There was nothing to do but watch and wait and listen to sounds that seemed amplified hunkered in the brush: cars passing on a nearby highway, wind swirling through the trees.
They would see one elk this opening-day afternoon, an impressive bull that wandered out of the woods near the end of shooting hours. It stood less than 30 yards away, nibbling soybeans, occasionally raising its head in caution.
That went on for more than a minute before the bull decided something wasn’t right and bolted for the safety of the woods.
With only a cow tag, all Howe and Mathson could do was watch.
Mathson said later he could have taken the bull with a bow.
“Too bad we didn’t have a bull license,” he said.
Mathson hunted two more days before returning to his job at Arctic Cat in Thief River Falls, and Howe stayed through midweek. He saw more bulls, but the cow elk he thought would be so easy to shoot proved to be elusive.
The pair finished the season without shooting an elk, but they were in good company: Only two of the five second-season elk tags near Grygla would be filled.
“I scouted for weeks, and I thought this was going to be a piece of cake,” Howe said. “It wasn’t easy.

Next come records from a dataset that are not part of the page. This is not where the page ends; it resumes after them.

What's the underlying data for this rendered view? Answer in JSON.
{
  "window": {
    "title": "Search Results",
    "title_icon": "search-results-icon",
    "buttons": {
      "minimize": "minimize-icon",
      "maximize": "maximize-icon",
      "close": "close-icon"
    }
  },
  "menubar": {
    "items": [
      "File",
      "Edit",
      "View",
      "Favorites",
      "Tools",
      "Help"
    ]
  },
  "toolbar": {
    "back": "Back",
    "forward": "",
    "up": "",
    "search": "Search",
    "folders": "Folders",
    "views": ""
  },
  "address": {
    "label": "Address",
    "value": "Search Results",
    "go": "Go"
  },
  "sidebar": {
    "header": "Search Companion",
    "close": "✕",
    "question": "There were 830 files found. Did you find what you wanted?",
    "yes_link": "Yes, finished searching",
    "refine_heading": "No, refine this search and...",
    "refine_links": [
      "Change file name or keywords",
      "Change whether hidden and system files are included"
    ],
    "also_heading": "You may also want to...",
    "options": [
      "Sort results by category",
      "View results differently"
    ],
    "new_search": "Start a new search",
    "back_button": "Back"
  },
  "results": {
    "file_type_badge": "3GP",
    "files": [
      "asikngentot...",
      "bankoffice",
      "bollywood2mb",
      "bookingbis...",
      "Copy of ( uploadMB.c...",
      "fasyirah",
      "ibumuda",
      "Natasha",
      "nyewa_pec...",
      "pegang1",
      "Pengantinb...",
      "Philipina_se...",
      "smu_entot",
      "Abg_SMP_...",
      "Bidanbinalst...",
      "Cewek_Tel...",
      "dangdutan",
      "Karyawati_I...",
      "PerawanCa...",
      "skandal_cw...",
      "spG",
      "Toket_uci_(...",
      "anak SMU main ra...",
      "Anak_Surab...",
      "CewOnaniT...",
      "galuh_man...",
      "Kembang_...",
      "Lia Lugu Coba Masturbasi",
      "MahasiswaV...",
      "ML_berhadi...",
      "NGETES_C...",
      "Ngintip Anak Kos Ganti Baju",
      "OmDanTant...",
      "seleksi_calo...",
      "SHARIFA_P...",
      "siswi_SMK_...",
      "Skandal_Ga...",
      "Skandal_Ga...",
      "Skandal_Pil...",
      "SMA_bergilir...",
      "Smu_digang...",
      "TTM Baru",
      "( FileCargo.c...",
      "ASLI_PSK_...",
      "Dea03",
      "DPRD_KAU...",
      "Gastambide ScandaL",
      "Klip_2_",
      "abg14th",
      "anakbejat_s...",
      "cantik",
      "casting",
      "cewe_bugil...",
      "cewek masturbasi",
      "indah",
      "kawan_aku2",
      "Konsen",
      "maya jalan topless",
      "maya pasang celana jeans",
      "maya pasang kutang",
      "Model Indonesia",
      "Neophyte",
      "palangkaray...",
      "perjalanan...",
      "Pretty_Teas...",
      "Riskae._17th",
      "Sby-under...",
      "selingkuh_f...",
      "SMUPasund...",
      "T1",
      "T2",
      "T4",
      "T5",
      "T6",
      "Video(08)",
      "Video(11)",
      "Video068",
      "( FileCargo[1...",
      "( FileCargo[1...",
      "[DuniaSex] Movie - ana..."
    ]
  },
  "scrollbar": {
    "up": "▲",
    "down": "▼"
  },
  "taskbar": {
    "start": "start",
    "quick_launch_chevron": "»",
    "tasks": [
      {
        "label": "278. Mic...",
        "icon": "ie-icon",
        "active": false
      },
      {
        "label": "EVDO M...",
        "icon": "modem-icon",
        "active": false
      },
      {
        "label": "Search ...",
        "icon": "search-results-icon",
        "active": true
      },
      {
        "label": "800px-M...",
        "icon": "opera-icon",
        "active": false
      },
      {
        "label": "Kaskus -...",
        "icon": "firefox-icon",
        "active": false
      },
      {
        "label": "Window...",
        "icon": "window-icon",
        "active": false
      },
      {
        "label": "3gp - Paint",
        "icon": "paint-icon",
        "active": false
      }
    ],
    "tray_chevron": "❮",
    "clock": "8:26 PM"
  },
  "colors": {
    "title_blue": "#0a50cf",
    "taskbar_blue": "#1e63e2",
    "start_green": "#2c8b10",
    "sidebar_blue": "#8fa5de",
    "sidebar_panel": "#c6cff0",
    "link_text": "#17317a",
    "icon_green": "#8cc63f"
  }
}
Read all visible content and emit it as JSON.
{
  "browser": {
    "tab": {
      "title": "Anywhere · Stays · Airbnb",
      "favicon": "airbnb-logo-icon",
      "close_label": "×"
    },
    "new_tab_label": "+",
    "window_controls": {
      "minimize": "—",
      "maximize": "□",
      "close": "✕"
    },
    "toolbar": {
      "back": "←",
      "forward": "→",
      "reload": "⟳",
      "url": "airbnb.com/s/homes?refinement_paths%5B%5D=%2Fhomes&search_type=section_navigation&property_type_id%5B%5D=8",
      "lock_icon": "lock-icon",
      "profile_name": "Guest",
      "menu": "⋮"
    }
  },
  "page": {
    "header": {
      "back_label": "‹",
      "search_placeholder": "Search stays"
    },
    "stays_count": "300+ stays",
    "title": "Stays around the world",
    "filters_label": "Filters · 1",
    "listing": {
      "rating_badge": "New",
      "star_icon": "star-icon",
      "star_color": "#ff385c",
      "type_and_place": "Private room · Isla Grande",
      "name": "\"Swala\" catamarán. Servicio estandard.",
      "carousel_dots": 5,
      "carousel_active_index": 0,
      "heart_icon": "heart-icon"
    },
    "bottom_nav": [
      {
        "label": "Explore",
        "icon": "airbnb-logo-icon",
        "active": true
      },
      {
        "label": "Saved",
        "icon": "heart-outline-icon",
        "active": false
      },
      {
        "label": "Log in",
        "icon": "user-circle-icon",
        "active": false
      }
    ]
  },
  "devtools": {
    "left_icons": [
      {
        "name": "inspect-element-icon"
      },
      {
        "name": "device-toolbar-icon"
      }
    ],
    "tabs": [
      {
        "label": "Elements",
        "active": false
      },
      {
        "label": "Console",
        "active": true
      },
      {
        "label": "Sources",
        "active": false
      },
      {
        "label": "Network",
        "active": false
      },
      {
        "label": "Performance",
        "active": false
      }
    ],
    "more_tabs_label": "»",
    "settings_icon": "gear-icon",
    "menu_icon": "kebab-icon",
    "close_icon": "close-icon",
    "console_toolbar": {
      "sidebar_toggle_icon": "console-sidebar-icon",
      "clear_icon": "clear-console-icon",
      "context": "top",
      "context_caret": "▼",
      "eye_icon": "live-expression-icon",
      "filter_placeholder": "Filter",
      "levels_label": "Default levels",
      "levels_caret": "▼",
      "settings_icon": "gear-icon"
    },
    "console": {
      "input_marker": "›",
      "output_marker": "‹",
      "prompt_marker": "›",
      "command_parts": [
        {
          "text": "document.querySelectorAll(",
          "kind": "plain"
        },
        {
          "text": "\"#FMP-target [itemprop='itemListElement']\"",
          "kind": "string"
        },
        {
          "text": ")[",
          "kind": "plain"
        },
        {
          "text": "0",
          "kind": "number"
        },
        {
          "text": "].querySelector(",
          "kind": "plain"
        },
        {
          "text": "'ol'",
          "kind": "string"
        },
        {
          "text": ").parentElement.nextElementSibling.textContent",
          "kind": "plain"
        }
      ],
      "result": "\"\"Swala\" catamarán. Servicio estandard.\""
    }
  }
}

These people who think they’re going to come up here and just shoot an elk, they’re mistaken. As much as I worked and scouted and talked to farmers, it was frustrating.”
That was especially true the last couple of days, when the elk seemed to disappear, he said.
Still, even disappointment had its highlights.
“The experience of meeting new people around the whole Grygla area was just a lot of fun in itself,” Howe said. “I met a lot of new friends.”
Howe said he saw about 15 elk during the course of the season — about 15 more than he saw in Alberta — the majority being bulls. Besides the bull that delivered their third strike the first afternoon, Howe said he had a 4x4 bull standing at 40 yards one morning midweek.
“If we could have shot bulls, we would have been fine,” he said.
If. Could have. Would have.
That’s hunting. And Howe still has the anticipation of his upcoming hunt in Oregon.
“If you’re lucky, you’re lucky, and if you’re not, you’re not,” Howe said. “It’s not all in getting the game; it’s the experience.”
Dokken reports on outdoors for the Grand Forks (N.D.) Herald, a Forum Communications newspaper.